Political Will Developing
Minin’s case then, and Viktor Bout’s case today, can sour activists like Lambe. But she also pointed out that recent years have seen indictments over complicated alleged transnational crimes that 10 years ago would never have been attempted. Former Liberian president Charles Taylor is facing a war crimes trial in The Hague. In October, a French court sentenced two businessmen to six years in prison for shipping nearly $800 million in weapons to Angola in the 1990s. And earlier this month, Britain sentenced one of its millionaire businessmen to nearly three years in jail for selling amphibious vehicles to Sudan.
“There’s political will developing. If jurisdictions know that other jurisdictions are trying, then it gives them a boost,” Lambe said. “There appears to be greater international cooperation on a lot of different issues, not just arms trafficking. It’s a chicken and egg situation – greater cooperation equals greater cooperation, which equals successes which equals greater cooperation. I feel like generally there’s a greater cooperation than before, though there is still a long way to go.”

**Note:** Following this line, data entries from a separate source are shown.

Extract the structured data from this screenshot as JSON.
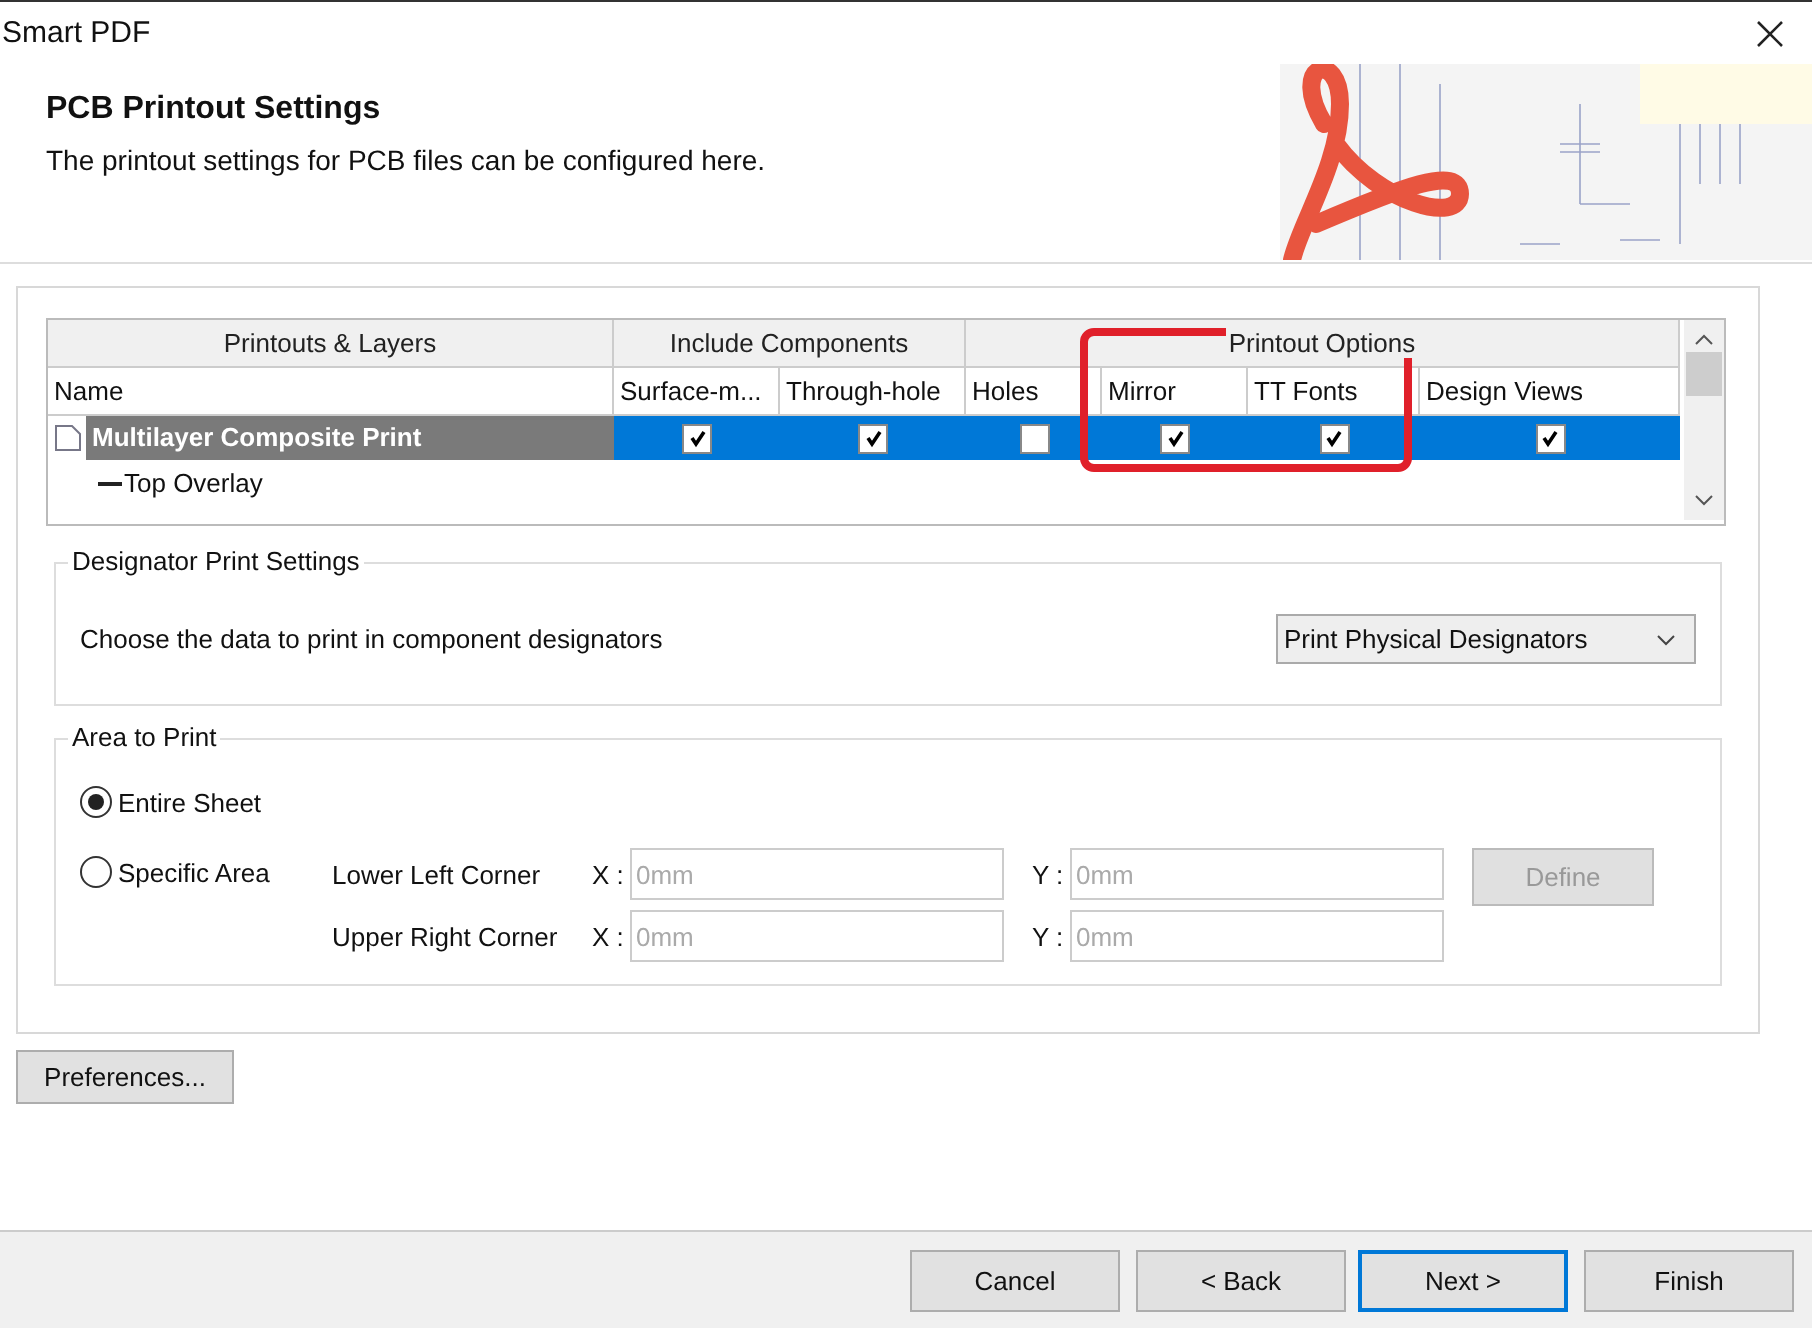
{
  "window": {
    "title": "Smart PDF"
  },
  "header": {
    "title": "PCB Printout Settings",
    "subtitle": "The printout settings for PCB files can be configured here."
  },
  "layers_table": {
    "groups": [
      {
        "label": "Printouts & Layers",
        "columns": [
          "Name"
        ]
      },
      {
        "label": "Include Components",
        "columns": [
          "Surface-m...",
          "Through-hole"
        ]
      },
      {
        "label": "Printout Options",
        "columns": [
          "Holes",
          "Mirror",
          "TT Fonts",
          "Design Views"
        ]
      }
    ],
    "rows": [
      {
        "name": "Multilayer Composite Print",
        "kind": "printout",
        "selected": true,
        "checks": [
          true,
          true,
          false,
          true,
          true,
          true
        ],
        "children": [
          {
            "name": "Top Overlay",
            "kind": "layer"
          }
        ]
      }
    ]
  },
  "annotations": [
    {
      "kind": "frame",
      "color": "#e0202a"
    }
  ],
  "designator_settings": {
    "legend": "Designator Print Settings",
    "label": "Choose the data to print in component designators",
    "dropdown": "Print Physical Designators"
  },
  "area_to_print": {
    "legend": "Area to Print",
    "options": [
      {
        "label": "Entire Sheet",
        "selected": true
      },
      {
        "label": "Specific Area",
        "selected": false
      }
    ],
    "corners": [
      {
        "label": "Lower Left Corner",
        "x_label": "X :",
        "x_value": "0mm",
        "y_label": "Y :",
        "y_value": "0mm"
      },
      {
        "label": "Upper Right Corner",
        "x_label": "X :",
        "x_value": "0mm",
        "y_label": "Y :",
        "y_value": "0mm"
      }
    ],
    "fields_disabled": true,
    "define_button": {
      "label": "Define",
      "disabled": true
    }
  },
  "preferences_button": "Preferences...",
  "buttons": [
    {
      "label": "Cancel",
      "default": false
    },
    {
      "label": "< Back",
      "default": false
    },
    {
      "label": "Next >",
      "default": true
    },
    {
      "label": "Finish",
      "default": false
    }
  ]
}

James Soiles, the DEA agent, thinks everyone can do better. “Guys like Bout and Kassar, they’re the fuel – without the weapons you don’t have the mayhem,” he said. “We have to do better at closing the gaps. By ‘we,’ I’m not saying DEA or the US government, I’m talking globally – all of our countries have to do better.”